Eight months after mild COVID-19 infection, one in ten people still suffers from at least one moderate to severe symptom that is affecting their work, social or home life. This according to a new study from the COVID-19 COMMUNITY-study, which is a part of the SciLifeLab National COVID-19 research program and includes researchers from SciLifeLab, Karolinska Institutet, Uppsala University, KTH and Danderyd Hospital. According to the study, published in the journal JAMA, the most common long-term symptoms are fatigue and a loss of smell and taste.
The COMMUNITY-study was started in the spring of 2020 and has since then allowed researchers at Danderyd Hospital and Karolinska Institutet to investigate immunity after COVID-19 infection. In the first phase, blood samples from 2,149 employees at Danderyd Hospital were tested for antibodies, which showed that 19 percent of them had developed antibodies against SARS-CoV-2. New samples have been collected every four months and the participants have also responded to questionnaires regarding long-term symptoms and their impact on the quality of life.

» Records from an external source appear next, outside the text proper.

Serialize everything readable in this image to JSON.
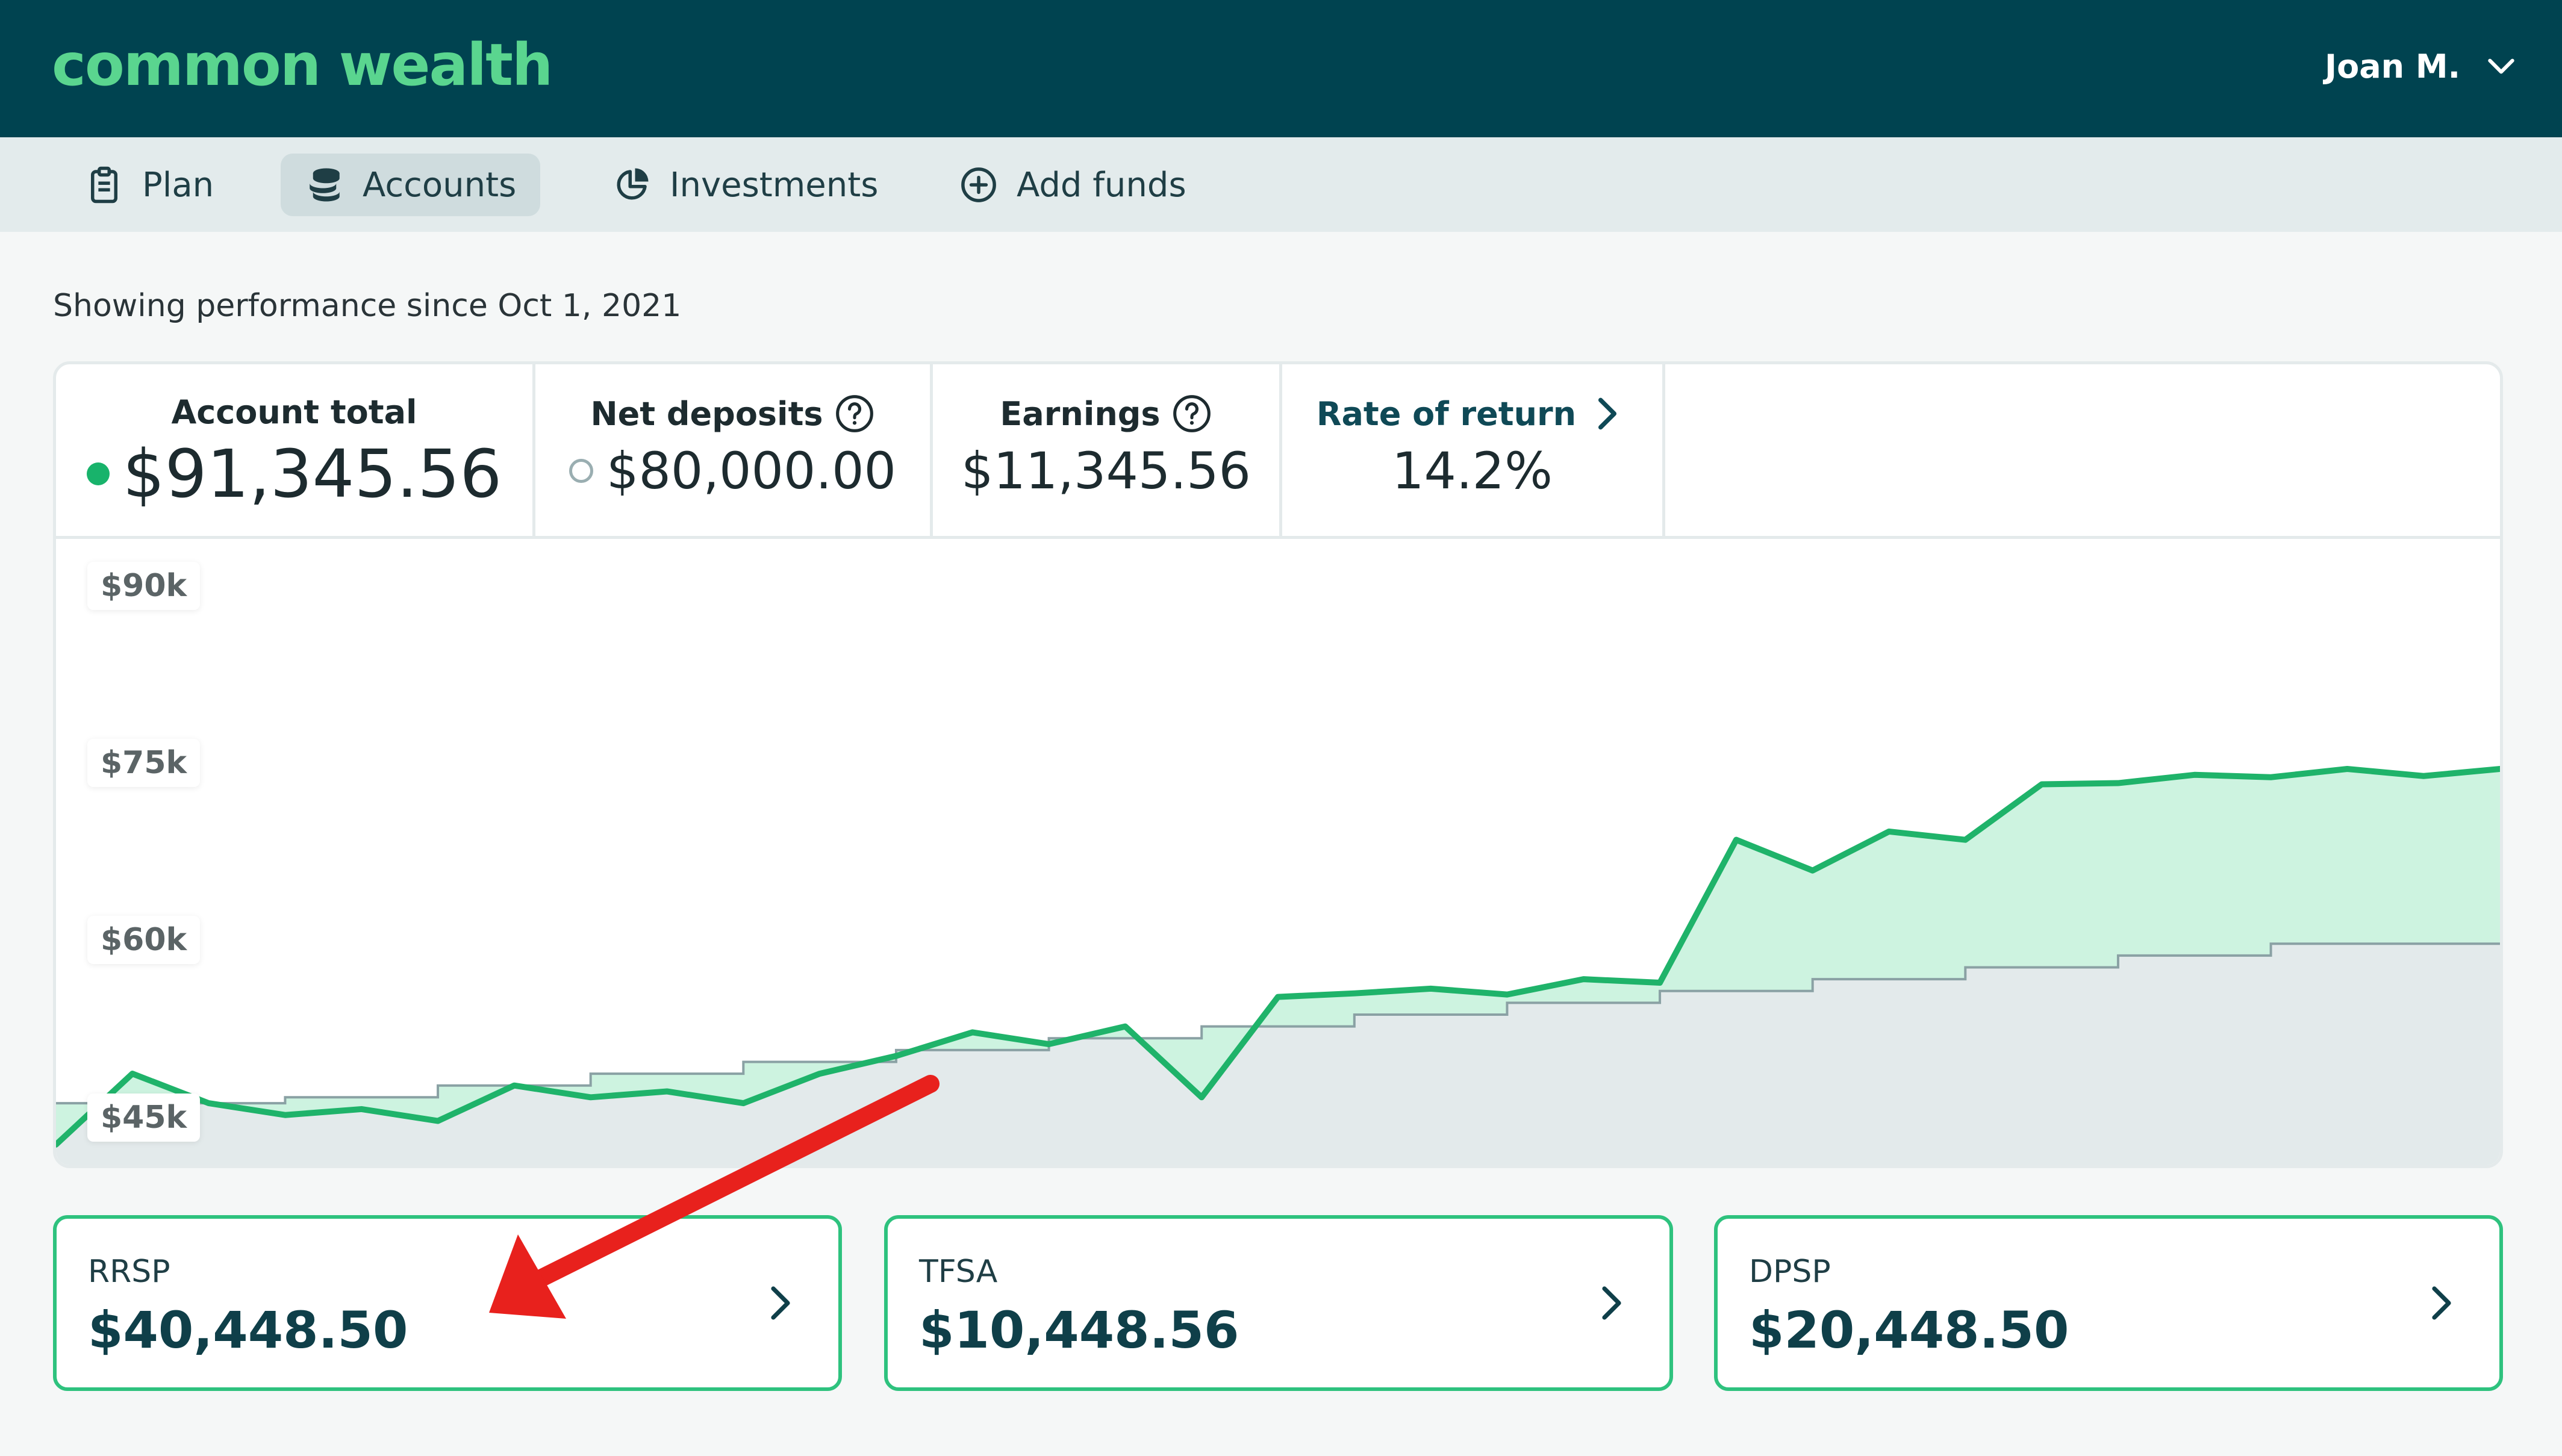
{
  "header": {
    "logo_text": "common wealth",
    "user_name": "Joan M.",
    "user_menu_icon": "chevron-down-icon"
  },
  "nav": {
    "items": [
      {
        "label": "Plan",
        "icon": "clipboard-icon",
        "active": false
      },
      {
        "label": "Accounts",
        "icon": "coins-stack-icon",
        "active": true
      },
      {
        "label": "Investments",
        "icon": "pie-chart-icon",
        "active": false
      },
      {
        "label": "Add funds",
        "icon": "plus-circle-icon",
        "active": false
      }
    ]
  },
  "performance": {
    "since_text": "Showing performance since Oct 1, 2021"
  },
  "stats": {
    "account_total": {
      "label": "Account total",
      "value": "$91,345.56"
    },
    "net_deposits": {
      "label": "Net deposits",
      "value": "$80,000.00"
    },
    "earnings": {
      "label": "Earnings",
      "value": "$11,345.56"
    },
    "rate_of_return": {
      "label": "Rate of return",
      "value": "14.2%"
    }
  },
  "chart_data": {
    "type": "area",
    "y_tick_labels": [
      "$90k",
      "$75k",
      "$60k",
      "$45k"
    ],
    "ylim": [
      41000,
      93000
    ],
    "y_ticks": [
      90000,
      75000,
      60000,
      45000
    ],
    "x": [
      0,
      1,
      2,
      3,
      4,
      5,
      6,
      7,
      8,
      9,
      10,
      11,
      12,
      13,
      14,
      15,
      16,
      17,
      18,
      19,
      20,
      21,
      22,
      23,
      24,
      25,
      26,
      27,
      28,
      29,
      30,
      31,
      32
    ],
    "series": [
      {
        "values": [
          43000,
          49000,
          46500,
          45500,
          46000,
          45000,
          48000,
          47000,
          47500,
          46500,
          49000,
          50500,
          52500,
          51500,
          53000,
          47000,
          55500,
          55800,
          56200,
          55700,
          57000,
          56700,
          68800,
          66200,
          69500,
          68800,
          73500,
          73600,
          74300,
          74100,
          74800,
          74200,
          74800
        ]
      },
      {
        "values": [
          46500,
          46500,
          46500,
          47000,
          47000,
          48000,
          48000,
          49000,
          49000,
          50000,
          50000,
          51000,
          51000,
          52000,
          52000,
          53000,
          53000,
          54000,
          54000,
          55000,
          55000,
          56000,
          56000,
          57000,
          57000,
          58000,
          58000,
          59000,
          59000,
          60000,
          60000,
          60000,
          60000
        ]
      }
    ],
    "colors": {
      "total_line": "#1fb36a",
      "earnings_fill": "#cdf3e0",
      "deposits_line": "#8aa1a4",
      "deposits_fill": "#e3eaeb"
    },
    "grid": false,
    "legend": "none"
  },
  "accounts": [
    {
      "name": "RRSP",
      "balance": "$40,448.50"
    },
    {
      "name": "TFSA",
      "balance": "$10,448.56"
    },
    {
      "name": "DPSP",
      "balance": "$20,448.50"
    }
  ],
  "annotation": {
    "color": "#e8211d"
  }
}
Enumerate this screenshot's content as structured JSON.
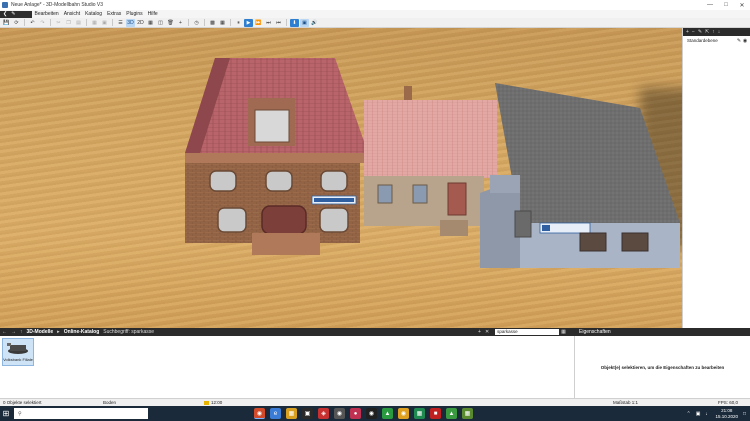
{
  "window": {
    "title": "Neue Anlage* - 3D-Modellbahn Studio V3",
    "controls": [
      "—",
      "□",
      "✕"
    ]
  },
  "menu": {
    "items": [
      "Bearbeiten",
      "Ansicht",
      "Katalog",
      "Extras",
      "Plugins",
      "Hilfe"
    ]
  },
  "toolbar": {
    "buttons": {
      "save": "💾",
      "undo": "↶",
      "redo": "↷",
      "view_3d": "3D",
      "view_2d": "2D",
      "play": "▶",
      "pause": "⏸",
      "fast_forward": "⏩",
      "volume": "🔊"
    }
  },
  "layers_panel": {
    "layer_name": "Standardebene"
  },
  "catalog_bar": {
    "crumb_models": "3D-Modelle",
    "crumb_catalog": "Online-Katalog",
    "search_caption": "Suchbegriff: sparkasse",
    "search_value": "sparkasse",
    "properties_title": "Eigenschaften"
  },
  "catalog": {
    "items": [
      {
        "label": "Volksbank Filiale"
      }
    ]
  },
  "properties": {
    "message": "Objekt(e) selektieren, um die Eigenschaften zu bearbeiten"
  },
  "status": {
    "selection": "0 Objekte selektiert",
    "surface": "Boden",
    "time": "12:00",
    "scale": "Maßstab 1:1",
    "fps": "FPS: 60,0"
  },
  "taskbar": {
    "search_placeholder": "",
    "time": "21:08",
    "date": "15.10.2020"
  },
  "colors": {
    "ground": "#d7aa64",
    "roof_red": "#b8646a",
    "roof_pink": "#e3a8a4",
    "roof_grey": "#6e6e6e",
    "brick": "#9a6a4a",
    "plaster": "#b8a48c",
    "bank_facade": "#a9b4c6",
    "accent": "#2f7fd0"
  }
}
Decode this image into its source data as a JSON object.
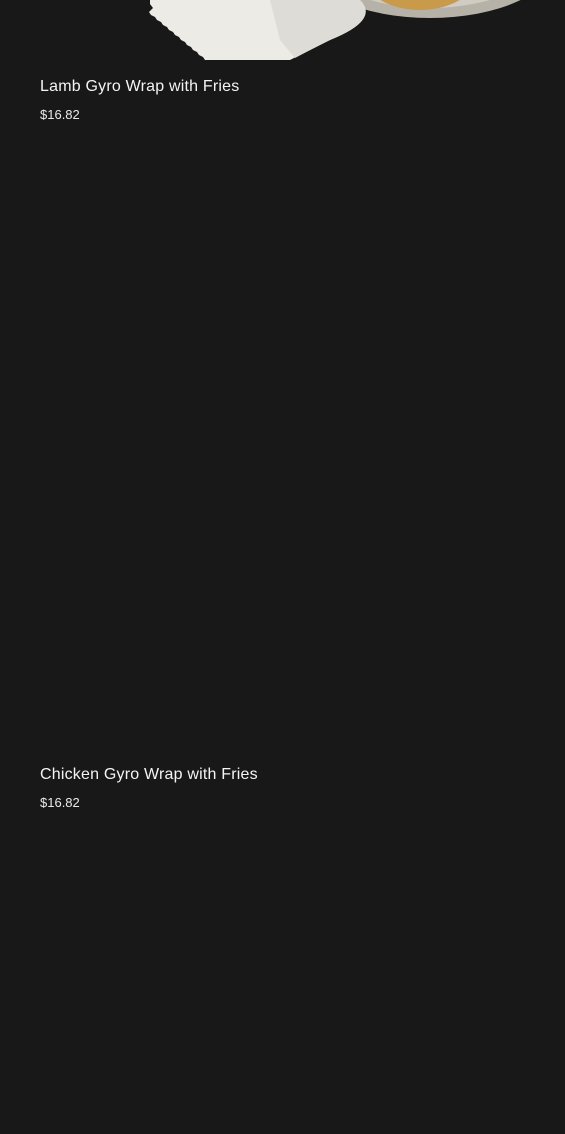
{
  "products": [
    {
      "name": "Lamb Gyro Wrap with Fries",
      "price": "$16.82"
    },
    {
      "name": "Chicken Gyro Wrap with Fries",
      "price": "$16.82"
    }
  ]
}
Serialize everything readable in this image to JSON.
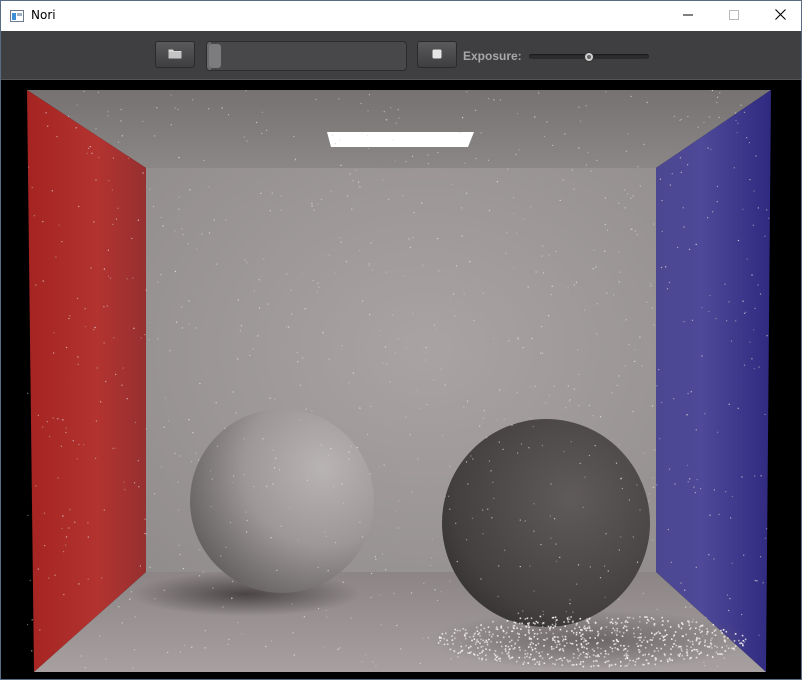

During a follow-up in January 2021, the researchers investigated the presence of self reported long-term symptoms and their impact on work, social and home life for participants who suffered from mild COVID-19 at least eight months earlier. A group of 323 healthcare workers (83 percent women, median age 43 years) was compared with a group of 1,072 healthcare workers (86 percent women, median age 47 years) who did not have COVID-19 throughout the study period.
The study showed that 26 percent of the participants with previous COVID-19 infection (compared to 9 percent from the control group) had at least one moderate to severe symptom that lasted more than two months, and that 11 percent (compared to 2 percent in the control group) had a minimum of one symptom with negative impact on work, social or home life that lasted at least eight months. The most common long-term symptoms were loss of smell and taste, fatigue, and respiratory problems.
“We investigated the presence of long-term symptoms after mild COVID-19 in a relatively young and healthy group of working individuals, and we found that the predominant long-term symptoms are loss of smell and taste. Fatigue and respiratory problems are also more common among participants who have had COVID-19 but do not occur to the same extent. However, we do not see an increased prevalence of cognitive symptoms such as brain fatigue, memory and concentration problems or physical disorders such as muscle and joint pain, heart palpitations or long-term fever”, says lead researcher Charlotte Thålin (KI), in a press release from Danderyd Hospital.
“Despite the fact that the study participants had a mild COVID-19 infection, a relatively large proportion reported long-term symptoms with an impact on quality of life. In light of this, we believe that young and healthy individuals, as well as other groups in society, should have great respect for the virus that seems to be able to significantly impair quality of life, even for a long time after the infection,” says first author Sebastian Havervall (KI).
The COMMUNITY study will now continue, with the next follow-up taking place in May when a large proportion of study participants are expected to be vaccinated. In addition to monitoring immunity and the occurrence of re-infection, several projects regarding post- COVID are planned.
“We will, among other things, be studying COVID-19-associated loss of smell and taste more closely, and investigate whether the immune system, including autoimmunity, plays a role in post-COVID,” says Charlotte Thålin.